§ **Provided entries**
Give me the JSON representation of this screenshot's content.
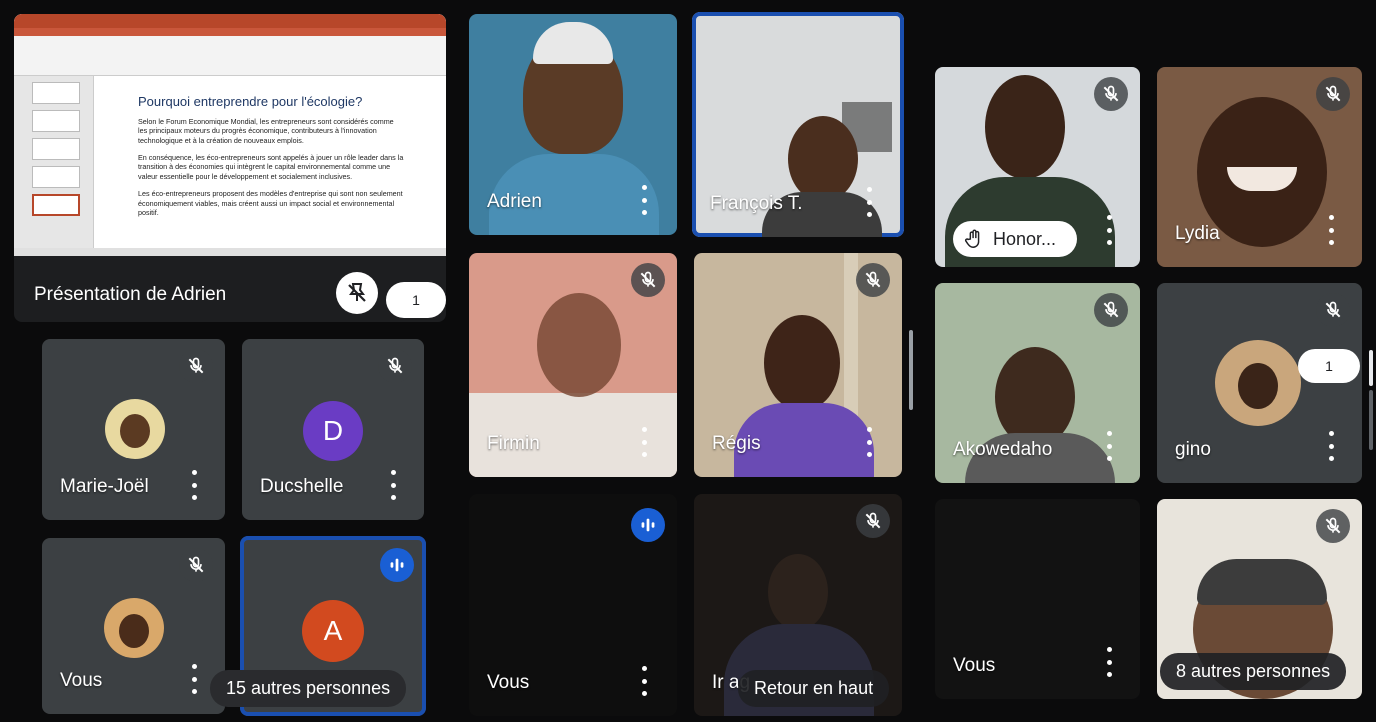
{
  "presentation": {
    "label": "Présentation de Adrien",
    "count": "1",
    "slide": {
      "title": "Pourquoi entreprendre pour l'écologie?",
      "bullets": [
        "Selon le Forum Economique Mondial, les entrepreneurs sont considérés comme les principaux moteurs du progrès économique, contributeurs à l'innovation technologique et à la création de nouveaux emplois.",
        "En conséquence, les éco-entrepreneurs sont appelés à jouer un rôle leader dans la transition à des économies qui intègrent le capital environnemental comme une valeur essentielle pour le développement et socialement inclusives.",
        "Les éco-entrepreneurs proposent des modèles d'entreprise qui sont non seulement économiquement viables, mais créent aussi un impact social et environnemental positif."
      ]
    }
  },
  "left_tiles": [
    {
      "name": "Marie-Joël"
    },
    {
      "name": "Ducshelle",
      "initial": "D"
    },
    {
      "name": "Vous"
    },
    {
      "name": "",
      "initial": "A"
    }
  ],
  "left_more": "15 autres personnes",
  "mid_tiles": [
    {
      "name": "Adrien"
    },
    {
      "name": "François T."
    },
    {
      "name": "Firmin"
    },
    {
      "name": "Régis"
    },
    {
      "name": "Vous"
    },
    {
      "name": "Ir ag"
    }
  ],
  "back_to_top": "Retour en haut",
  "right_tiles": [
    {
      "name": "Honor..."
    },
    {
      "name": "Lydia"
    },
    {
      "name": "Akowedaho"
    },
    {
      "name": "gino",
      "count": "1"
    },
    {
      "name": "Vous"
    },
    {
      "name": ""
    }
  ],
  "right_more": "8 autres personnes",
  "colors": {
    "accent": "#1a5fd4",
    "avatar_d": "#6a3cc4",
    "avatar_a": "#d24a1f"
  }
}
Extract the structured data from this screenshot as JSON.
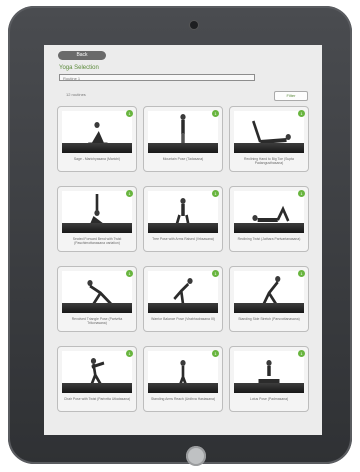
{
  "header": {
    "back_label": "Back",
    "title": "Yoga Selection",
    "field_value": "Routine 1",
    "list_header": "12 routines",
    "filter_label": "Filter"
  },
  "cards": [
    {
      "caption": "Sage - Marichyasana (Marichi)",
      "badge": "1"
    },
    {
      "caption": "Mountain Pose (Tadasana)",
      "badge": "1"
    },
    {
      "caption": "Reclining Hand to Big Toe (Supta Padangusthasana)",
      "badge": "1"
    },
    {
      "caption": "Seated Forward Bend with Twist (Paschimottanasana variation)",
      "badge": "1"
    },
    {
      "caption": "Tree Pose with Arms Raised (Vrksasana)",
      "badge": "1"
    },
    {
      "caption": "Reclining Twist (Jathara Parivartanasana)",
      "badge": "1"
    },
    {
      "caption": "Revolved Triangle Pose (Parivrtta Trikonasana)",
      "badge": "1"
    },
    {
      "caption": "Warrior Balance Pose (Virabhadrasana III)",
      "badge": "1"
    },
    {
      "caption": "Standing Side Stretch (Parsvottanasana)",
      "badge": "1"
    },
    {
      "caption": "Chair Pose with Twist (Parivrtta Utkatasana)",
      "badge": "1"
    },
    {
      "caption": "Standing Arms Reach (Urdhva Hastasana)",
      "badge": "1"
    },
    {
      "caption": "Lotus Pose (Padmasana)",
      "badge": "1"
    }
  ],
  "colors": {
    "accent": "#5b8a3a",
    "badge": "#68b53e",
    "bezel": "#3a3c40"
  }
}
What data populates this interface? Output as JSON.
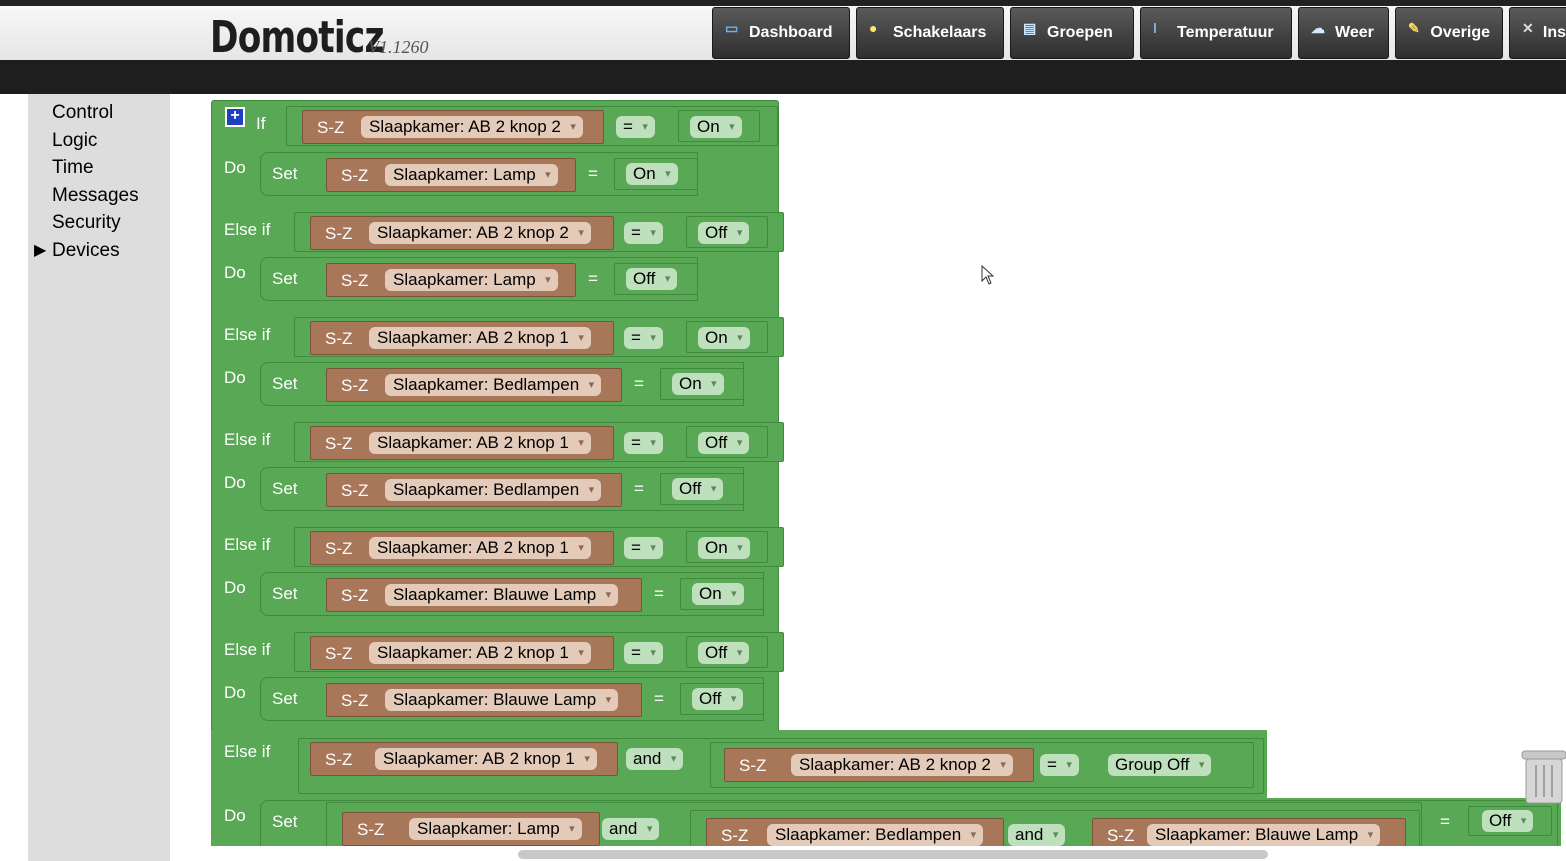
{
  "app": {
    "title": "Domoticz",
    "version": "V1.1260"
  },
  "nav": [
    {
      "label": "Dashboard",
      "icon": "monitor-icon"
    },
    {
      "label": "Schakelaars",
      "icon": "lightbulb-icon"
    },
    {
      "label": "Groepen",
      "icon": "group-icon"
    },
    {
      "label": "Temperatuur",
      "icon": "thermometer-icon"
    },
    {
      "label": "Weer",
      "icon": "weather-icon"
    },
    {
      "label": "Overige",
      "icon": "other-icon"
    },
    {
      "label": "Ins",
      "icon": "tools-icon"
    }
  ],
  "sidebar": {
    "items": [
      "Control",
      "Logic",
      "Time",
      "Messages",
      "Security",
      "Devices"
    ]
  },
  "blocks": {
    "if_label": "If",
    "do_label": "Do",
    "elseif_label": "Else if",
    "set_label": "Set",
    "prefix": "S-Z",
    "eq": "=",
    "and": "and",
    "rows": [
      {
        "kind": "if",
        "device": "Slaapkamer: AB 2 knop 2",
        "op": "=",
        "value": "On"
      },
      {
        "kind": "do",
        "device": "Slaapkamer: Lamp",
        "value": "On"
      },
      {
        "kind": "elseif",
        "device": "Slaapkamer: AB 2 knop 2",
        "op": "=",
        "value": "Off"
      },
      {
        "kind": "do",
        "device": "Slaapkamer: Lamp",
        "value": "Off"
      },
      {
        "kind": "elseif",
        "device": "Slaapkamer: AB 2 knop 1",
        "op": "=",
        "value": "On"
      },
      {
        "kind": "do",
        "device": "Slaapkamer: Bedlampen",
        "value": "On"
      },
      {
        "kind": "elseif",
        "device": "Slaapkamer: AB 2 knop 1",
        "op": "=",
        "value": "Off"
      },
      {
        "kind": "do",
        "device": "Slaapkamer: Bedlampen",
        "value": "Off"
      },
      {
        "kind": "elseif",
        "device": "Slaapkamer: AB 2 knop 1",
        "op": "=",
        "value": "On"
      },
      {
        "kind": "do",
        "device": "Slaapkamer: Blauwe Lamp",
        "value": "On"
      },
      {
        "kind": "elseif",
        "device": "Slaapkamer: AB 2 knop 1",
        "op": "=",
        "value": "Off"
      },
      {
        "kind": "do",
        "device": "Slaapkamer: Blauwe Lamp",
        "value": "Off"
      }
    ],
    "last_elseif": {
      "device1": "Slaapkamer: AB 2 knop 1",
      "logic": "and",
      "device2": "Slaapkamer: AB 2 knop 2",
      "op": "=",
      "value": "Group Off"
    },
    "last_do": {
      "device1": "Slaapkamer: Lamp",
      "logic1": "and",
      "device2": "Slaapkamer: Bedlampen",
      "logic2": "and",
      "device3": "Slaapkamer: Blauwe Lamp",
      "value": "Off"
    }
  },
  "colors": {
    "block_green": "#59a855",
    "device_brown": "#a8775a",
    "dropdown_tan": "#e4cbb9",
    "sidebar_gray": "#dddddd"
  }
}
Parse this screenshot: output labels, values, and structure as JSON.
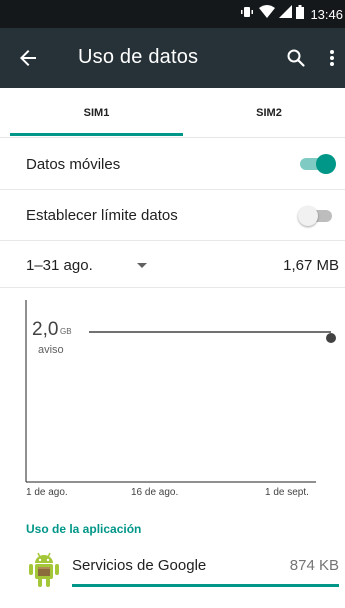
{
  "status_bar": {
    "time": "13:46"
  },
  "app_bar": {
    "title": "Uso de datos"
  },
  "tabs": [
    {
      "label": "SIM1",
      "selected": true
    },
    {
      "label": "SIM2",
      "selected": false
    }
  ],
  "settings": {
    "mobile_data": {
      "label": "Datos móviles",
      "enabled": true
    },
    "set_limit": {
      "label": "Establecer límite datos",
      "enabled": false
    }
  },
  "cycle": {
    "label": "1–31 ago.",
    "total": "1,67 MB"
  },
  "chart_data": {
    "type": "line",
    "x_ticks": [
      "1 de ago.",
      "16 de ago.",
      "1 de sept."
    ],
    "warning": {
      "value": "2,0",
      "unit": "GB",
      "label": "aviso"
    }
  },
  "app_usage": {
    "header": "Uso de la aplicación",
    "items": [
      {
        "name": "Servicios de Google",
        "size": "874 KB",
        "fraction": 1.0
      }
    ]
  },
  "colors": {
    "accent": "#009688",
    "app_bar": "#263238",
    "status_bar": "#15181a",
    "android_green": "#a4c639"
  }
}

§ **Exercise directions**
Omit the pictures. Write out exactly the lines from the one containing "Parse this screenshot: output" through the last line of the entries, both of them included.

§ **Task result**
Parse this screenshot: output labels, values, and structure as JSON.
{
  "status_bar": {
    "time": "13:46"
  },
  "app_bar": {
    "title": "Uso de datos"
  },
  "tabs": [
    {
      "label": "SIM1",
      "selected": true
    },
    {
      "label": "SIM2",
      "selected": false
    }
  ],
  "settings": {
    "mobile_data": {
      "label": "Datos móviles",
      "enabled": true
    },
    "set_limit": {
      "label": "Establecer límite datos",
      "enabled": false
    }
  },
  "cycle": {
    "label": "1–31 ago.",
    "total": "1,67 MB"
  },
  "chart_data": {
    "type": "line",
    "x_ticks": [
      "1 de ago.",
      "16 de ago.",
      "1 de sept."
    ],
    "warning": {
      "value": "2,0",
      "unit": "GB",
      "label": "aviso"
    }
  },
  "app_usage": {
    "header": "Uso de la aplicación",
    "items": [
      {
        "name": "Servicios de Google",
        "size": "874 KB",
        "fraction": 1.0
      }
    ]
  },
  "colors": {
    "accent": "#009688",
    "app_bar": "#263238",
    "status_bar": "#15181a",
    "android_green": "#a4c639"
  }
}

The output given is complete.